All immigrants should expect to declare loyalty to the United States upon arrival and commit to becoming citizens.
Why Congress and our presidents have made no serious effort to do this since the Clinton Administration is beyond understanding. They should all be sent home for this. The American people want this solved, and our present laws encourage illegal entry.
Other responsibility certainly lies in the home countries of the immigrants. Corrupt, often insolvent governments where the leaders show no concern for their citizens, and even require large payments for those who wish to emigrate, leave people with no hope of improvement in their lives. The poor often have no affordable way to emigrate legally.
President Trump’s threat to withhold American aid is a reminder to consider the question of why we are giving money to corrupt governments with no benefit to needy citizens.
We have quite a history of doing this, often to make specific deals rather than provide benefit to their people
We gave money to Egypt under Hosni Mubarak, who enriched himself at the expense of the Egyptian people. Our money went to the Egyptian military, the deal being an agreement not to attack Israel, while the poor of Cairo died from liver flukes from the water system, and trash piled up in the streets.
Long ago, we funded Ferdinand Marcos, the incredibly corrupt president of the Philippines. The deal that time was to keep our military bases there. The U.S. once paid three times for the upgrade of a mountain road between the San Miguel Communications Station and Subic Bay Naval Station, whose shipyards employed many Filipino civilians.
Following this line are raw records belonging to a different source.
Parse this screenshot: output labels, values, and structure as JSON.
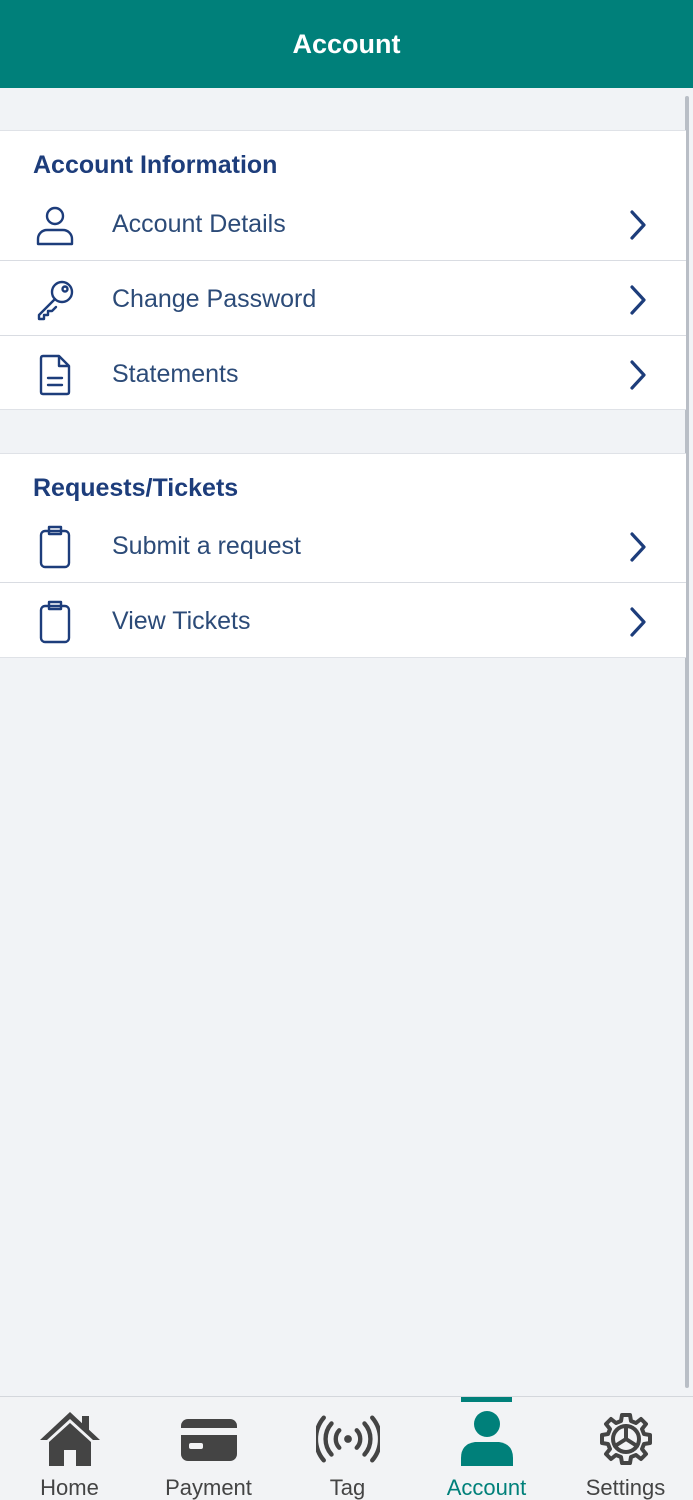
{
  "header": {
    "title": "Account"
  },
  "sections": [
    {
      "title": "Account Information",
      "items": [
        {
          "label": "Account Details",
          "icon": "user-icon"
        },
        {
          "label": "Change Password",
          "icon": "key-icon"
        },
        {
          "label": "Statements",
          "icon": "document-icon"
        }
      ]
    },
    {
      "title": "Requests/Tickets",
      "items": [
        {
          "label": "Submit a request",
          "icon": "clipboard-icon"
        },
        {
          "label": "View Tickets",
          "icon": "clipboard-icon"
        }
      ]
    }
  ],
  "bottom_nav": {
    "items": [
      {
        "label": "Home",
        "icon": "home-icon"
      },
      {
        "label": "Payment",
        "icon": "credit-card-icon"
      },
      {
        "label": "Tag",
        "icon": "signal-tag-icon"
      },
      {
        "label": "Account",
        "icon": "person-icon",
        "active": true
      },
      {
        "label": "Settings",
        "icon": "gear-icon"
      }
    ]
  },
  "colors": {
    "header": "#00807a",
    "accent_text": "#1d3d7b",
    "row_text": "#2c4b78",
    "active_nav": "#00807a",
    "inactive_nav": "#444444",
    "background": "#f1f3f6"
  }
}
After paying twice, the Americans said we would build the road ourselves, but Filipino authorities promised to build it if we paid the third time, and they did.
There are many examples of these choices by our government and, occasionally, a deal might be necessary, but giving aid to corrupt governments who exploit their own people is not an appropriate use of taxpayer funds. It also increases, rather than decreasing, our illegal immigration problem.
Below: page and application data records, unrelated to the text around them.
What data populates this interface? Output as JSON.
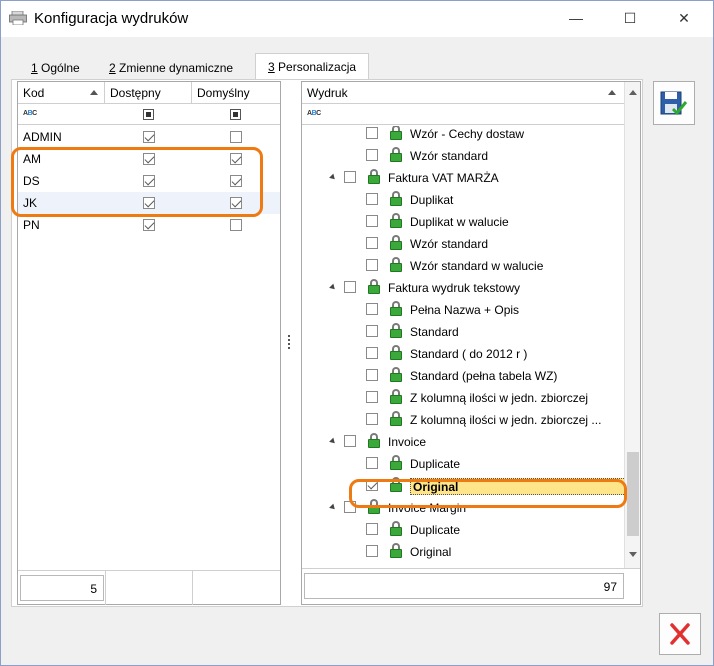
{
  "window": {
    "title": "Konfiguracja wydruków",
    "controls": {
      "minimize": "—",
      "maximize": "☐",
      "close": "✕"
    }
  },
  "tabs": [
    {
      "num": "1",
      "label": " Ogólne"
    },
    {
      "num": "2",
      "label": " Zmienne dynamiczne"
    },
    {
      "num": "3",
      "label": " Personalizacja"
    }
  ],
  "operators_grid": {
    "columns": [
      "Kod",
      "Dostępny",
      "Domyślny"
    ],
    "rows": [
      {
        "code": "ADMIN",
        "available": true,
        "default": false
      },
      {
        "code": "AM",
        "available": true,
        "default": true
      },
      {
        "code": "DS",
        "available": true,
        "default": true
      },
      {
        "code": "JK",
        "available": true,
        "default": true
      },
      {
        "code": "PN",
        "available": true,
        "default": false
      }
    ],
    "count": "5"
  },
  "printouts_tree": {
    "column": "Wydruk",
    "rows": [
      {
        "level": 2,
        "label": "Wzór - Cechy dostaw",
        "checked": false
      },
      {
        "level": 2,
        "label": "Wzór standard",
        "checked": false
      },
      {
        "level": 1,
        "label": "Faktura VAT MARŻA",
        "checked": false,
        "expanded": true
      },
      {
        "level": 2,
        "label": "Duplikat",
        "checked": false
      },
      {
        "level": 2,
        "label": "Duplikat w walucie",
        "checked": false
      },
      {
        "level": 2,
        "label": "Wzór standard",
        "checked": false
      },
      {
        "level": 2,
        "label": "Wzór standard w walucie",
        "checked": false
      },
      {
        "level": 1,
        "label": "Faktura wydruk tekstowy",
        "checked": false,
        "expanded": true
      },
      {
        "level": 2,
        "label": "Pełna Nazwa + Opis",
        "checked": false
      },
      {
        "level": 2,
        "label": "Standard",
        "checked": false
      },
      {
        "level": 2,
        "label": "Standard ( do 2012 r )",
        "checked": false
      },
      {
        "level": 2,
        "label": "Standard (pełna tabela WZ)",
        "checked": false
      },
      {
        "level": 2,
        "label": "Z kolumną ilości w jedn. zbiorczej",
        "checked": false
      },
      {
        "level": 2,
        "label": "Z kolumną ilości w jedn. zbiorczej  ...",
        "checked": false
      },
      {
        "level": 1,
        "label": "Invoice",
        "checked": false,
        "expanded": true
      },
      {
        "level": 2,
        "label": "Duplicate",
        "checked": false
      },
      {
        "level": 2,
        "label": "Original",
        "checked": true,
        "selected": true
      },
      {
        "level": 1,
        "label": "Invoice Margin",
        "checked": false,
        "expanded": true
      },
      {
        "level": 2,
        "label": "Duplicate",
        "checked": false
      },
      {
        "level": 2,
        "label": "Original",
        "checked": false
      }
    ],
    "count": "97"
  },
  "filter_icon": "abc-filter-icon",
  "colors": {
    "highlight": "#f07a12",
    "selected_row": "#ffe58a",
    "lock": "#3aa83a",
    "cancel": "#e03030"
  }
}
In South and Central America, we should make our money count. We should direct how the money is spent, demand an end to government corruption, and champion the right of citizens to fair treatment, job opportunities and infrastructure improvements, including such things as running water, electricity and reasonable roads.
Their truly needy people, who know through social media and mass communications what they are missing, naturally want to come here in the hope of a better life and more opportunity.
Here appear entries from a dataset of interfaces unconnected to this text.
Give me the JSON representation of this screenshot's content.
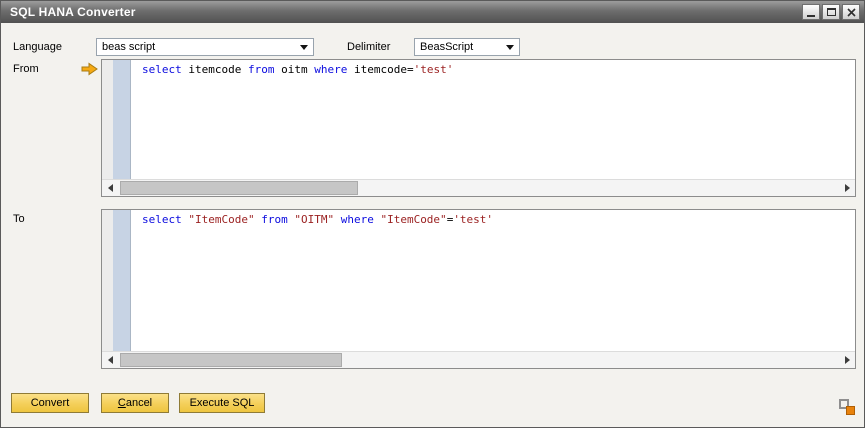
{
  "window": {
    "title": "SQL HANA Converter"
  },
  "toolbar": {
    "language_label": "Language",
    "language_value": "beas script",
    "delimiter_label": "Delimiter",
    "delimiter_value": "BeasScript"
  },
  "from_editor": {
    "label": "From",
    "tokens": [
      {
        "text": "select ",
        "color": "#0b0bdf"
      },
      {
        "text": "itemcode ",
        "color": "#000000"
      },
      {
        "text": "from ",
        "color": "#0b0bdf"
      },
      {
        "text": "oitm ",
        "color": "#000000"
      },
      {
        "text": "where ",
        "color": "#0b0bdf"
      },
      {
        "text": "itemcode",
        "color": "#000000"
      },
      {
        "text": "=",
        "color": "#000000"
      },
      {
        "text": "'test'",
        "color": "#9a1f1f"
      }
    ]
  },
  "to_editor": {
    "label": "To",
    "tokens": [
      {
        "text": "select ",
        "color": "#0b0bdf"
      },
      {
        "text": "\"ItemCode\" ",
        "color": "#9a1f1f"
      },
      {
        "text": "from ",
        "color": "#0b0bdf"
      },
      {
        "text": "\"OITM\" ",
        "color": "#9a1f1f"
      },
      {
        "text": "where ",
        "color": "#0b0bdf"
      },
      {
        "text": "\"ItemCode\"",
        "color": "#9a1f1f"
      },
      {
        "text": "=",
        "color": "#000000"
      },
      {
        "text": "'test'",
        "color": "#9a1f1f"
      }
    ]
  },
  "buttons": {
    "convert": "Convert",
    "cancel": "Cancel",
    "execute_sql": "Execute SQL"
  },
  "colors": {
    "keyword_blue": "#0b0bdf",
    "string_red": "#9a1f1f",
    "button_gold": "#f4cf5a",
    "accent_orange": "#e8820c"
  }
}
We could even use foreign aid to support ex-patriot worker programs, managed by local governments, so that people could come here temporarily, or work elsewhere, thus continuing the flow of money to families at home. It’s been done quite successfully before.
The causes of the current migration to our country from the south are complicated. We must insist that our leaders take the steps necessary to secure our country’s borders and use our money and influence to limit the pressures that cause so many to come.
As for the caravan, it must be stopped. In the end, if we don’t, lawless mass migration lies in our future.